◆ YOUR GOAL ◆
In the data, find each line where the word "JSON" appears and list that line.

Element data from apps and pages
◇ ◇ ◇ ◇ ◇
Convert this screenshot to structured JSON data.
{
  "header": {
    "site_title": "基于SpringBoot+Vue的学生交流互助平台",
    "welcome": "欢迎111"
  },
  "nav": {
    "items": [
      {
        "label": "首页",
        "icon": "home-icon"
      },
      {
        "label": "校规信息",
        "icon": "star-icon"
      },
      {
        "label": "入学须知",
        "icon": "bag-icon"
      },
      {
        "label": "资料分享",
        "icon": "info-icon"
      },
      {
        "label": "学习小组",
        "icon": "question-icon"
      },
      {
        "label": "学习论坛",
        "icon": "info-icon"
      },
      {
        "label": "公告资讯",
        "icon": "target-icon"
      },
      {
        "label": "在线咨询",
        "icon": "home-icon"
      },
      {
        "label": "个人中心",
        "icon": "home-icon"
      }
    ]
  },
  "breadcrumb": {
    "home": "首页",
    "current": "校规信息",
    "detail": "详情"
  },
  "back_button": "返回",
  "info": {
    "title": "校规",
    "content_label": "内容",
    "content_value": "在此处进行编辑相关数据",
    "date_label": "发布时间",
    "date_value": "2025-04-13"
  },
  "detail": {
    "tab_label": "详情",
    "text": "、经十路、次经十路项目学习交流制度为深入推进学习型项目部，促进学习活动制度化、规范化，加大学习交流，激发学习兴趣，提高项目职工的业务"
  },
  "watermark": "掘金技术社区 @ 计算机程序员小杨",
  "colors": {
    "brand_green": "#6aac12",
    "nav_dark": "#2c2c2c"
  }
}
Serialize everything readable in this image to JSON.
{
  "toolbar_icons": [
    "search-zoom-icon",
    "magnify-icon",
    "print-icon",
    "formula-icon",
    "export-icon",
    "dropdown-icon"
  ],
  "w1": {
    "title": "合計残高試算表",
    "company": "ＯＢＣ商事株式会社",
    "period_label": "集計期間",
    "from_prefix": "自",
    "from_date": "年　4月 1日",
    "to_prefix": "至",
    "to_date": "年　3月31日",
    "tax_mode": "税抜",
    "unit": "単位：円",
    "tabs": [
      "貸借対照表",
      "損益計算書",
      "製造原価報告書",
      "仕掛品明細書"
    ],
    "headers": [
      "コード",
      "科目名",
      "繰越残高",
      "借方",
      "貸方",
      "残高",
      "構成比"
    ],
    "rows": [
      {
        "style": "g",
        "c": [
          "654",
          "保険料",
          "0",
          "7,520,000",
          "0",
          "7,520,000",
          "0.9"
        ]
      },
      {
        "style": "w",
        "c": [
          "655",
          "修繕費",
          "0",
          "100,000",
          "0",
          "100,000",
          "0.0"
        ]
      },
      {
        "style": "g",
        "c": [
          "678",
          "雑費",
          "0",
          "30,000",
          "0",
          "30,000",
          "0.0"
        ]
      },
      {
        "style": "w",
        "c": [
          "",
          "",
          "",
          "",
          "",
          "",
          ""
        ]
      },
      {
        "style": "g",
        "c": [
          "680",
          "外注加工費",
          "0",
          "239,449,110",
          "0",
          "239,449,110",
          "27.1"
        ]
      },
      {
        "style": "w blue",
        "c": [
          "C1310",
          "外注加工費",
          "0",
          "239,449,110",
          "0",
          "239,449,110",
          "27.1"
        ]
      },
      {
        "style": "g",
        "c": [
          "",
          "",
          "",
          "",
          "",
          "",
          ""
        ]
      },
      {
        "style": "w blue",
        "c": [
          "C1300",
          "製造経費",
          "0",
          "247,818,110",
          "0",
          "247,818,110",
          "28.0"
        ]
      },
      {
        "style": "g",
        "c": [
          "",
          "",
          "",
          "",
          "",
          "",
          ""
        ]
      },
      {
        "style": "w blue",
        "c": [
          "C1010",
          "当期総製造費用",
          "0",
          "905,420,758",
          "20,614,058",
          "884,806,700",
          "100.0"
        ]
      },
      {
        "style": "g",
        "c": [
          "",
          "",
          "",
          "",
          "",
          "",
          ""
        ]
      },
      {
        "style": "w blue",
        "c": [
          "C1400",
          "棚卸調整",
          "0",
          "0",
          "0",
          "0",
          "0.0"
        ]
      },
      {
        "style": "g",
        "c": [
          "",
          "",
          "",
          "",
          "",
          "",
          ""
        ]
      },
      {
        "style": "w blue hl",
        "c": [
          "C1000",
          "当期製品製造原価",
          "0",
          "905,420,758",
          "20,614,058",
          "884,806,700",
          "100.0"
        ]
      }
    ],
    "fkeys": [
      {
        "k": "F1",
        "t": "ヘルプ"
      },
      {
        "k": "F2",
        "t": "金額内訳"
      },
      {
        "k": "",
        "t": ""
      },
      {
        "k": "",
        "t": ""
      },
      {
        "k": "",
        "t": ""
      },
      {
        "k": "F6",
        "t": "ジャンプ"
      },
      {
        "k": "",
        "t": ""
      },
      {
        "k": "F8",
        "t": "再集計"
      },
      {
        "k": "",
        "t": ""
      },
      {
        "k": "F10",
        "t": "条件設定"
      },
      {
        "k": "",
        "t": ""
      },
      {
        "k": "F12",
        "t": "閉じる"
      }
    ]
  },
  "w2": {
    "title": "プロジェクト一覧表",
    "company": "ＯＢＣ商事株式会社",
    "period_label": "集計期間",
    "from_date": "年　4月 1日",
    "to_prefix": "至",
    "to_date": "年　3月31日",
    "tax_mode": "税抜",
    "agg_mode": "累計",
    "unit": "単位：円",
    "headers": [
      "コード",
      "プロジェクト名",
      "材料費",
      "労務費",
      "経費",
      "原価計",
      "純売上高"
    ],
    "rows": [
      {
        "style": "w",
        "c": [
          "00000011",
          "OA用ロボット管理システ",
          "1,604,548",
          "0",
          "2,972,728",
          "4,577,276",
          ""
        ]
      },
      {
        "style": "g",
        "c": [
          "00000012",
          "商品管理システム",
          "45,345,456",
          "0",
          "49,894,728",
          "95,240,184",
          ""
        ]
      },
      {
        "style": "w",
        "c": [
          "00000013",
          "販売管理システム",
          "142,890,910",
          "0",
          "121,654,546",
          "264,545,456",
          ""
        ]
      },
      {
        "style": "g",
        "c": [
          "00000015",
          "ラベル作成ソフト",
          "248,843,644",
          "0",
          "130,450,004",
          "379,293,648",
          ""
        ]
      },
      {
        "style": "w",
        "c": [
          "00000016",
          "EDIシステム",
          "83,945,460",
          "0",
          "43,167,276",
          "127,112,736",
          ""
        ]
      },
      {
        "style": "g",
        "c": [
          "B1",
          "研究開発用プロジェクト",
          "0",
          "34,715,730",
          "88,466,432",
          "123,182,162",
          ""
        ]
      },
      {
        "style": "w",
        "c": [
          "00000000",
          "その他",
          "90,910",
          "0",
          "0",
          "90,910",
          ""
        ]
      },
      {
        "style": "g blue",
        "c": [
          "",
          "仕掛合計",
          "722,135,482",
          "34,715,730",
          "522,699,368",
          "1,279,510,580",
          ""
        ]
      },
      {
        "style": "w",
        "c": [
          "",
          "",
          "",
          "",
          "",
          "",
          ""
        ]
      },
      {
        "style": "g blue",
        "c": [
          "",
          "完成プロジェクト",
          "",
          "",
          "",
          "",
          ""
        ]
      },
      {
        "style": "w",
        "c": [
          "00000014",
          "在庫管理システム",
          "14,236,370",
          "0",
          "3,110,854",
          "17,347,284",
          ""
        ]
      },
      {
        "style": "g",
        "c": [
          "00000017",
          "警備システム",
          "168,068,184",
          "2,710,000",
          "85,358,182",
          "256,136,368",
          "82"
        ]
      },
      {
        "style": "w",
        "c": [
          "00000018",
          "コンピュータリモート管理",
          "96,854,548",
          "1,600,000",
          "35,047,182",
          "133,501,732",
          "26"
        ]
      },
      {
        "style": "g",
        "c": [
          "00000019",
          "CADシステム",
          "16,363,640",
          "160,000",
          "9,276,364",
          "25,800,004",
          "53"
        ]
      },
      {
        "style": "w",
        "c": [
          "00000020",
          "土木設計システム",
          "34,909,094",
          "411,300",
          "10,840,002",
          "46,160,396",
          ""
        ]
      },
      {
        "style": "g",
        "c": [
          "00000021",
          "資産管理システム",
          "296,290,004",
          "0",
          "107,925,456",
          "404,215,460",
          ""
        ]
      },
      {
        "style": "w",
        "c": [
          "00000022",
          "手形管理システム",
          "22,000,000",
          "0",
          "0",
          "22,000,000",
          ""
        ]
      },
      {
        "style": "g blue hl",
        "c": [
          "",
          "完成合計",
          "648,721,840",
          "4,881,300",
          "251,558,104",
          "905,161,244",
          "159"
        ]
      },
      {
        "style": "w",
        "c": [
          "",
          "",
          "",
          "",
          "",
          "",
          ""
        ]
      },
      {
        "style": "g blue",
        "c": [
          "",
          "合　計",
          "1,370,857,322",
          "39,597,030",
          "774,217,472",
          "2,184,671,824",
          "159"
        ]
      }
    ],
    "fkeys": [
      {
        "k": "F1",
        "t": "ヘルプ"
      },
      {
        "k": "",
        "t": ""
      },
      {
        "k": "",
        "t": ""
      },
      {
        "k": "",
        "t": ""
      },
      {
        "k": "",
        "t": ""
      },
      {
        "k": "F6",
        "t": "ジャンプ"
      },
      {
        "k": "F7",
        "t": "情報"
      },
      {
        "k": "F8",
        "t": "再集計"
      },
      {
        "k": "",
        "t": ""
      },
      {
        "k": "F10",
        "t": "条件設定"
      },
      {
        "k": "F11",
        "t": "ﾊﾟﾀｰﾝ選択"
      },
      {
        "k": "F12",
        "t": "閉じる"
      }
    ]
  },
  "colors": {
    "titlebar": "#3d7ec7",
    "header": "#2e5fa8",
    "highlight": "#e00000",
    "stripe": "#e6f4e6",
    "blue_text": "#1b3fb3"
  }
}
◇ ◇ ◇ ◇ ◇
◆ TASK OUTPUT ◆
Convert this screenshot to structured JSON data.
Serialize everything readable in this image to JSON.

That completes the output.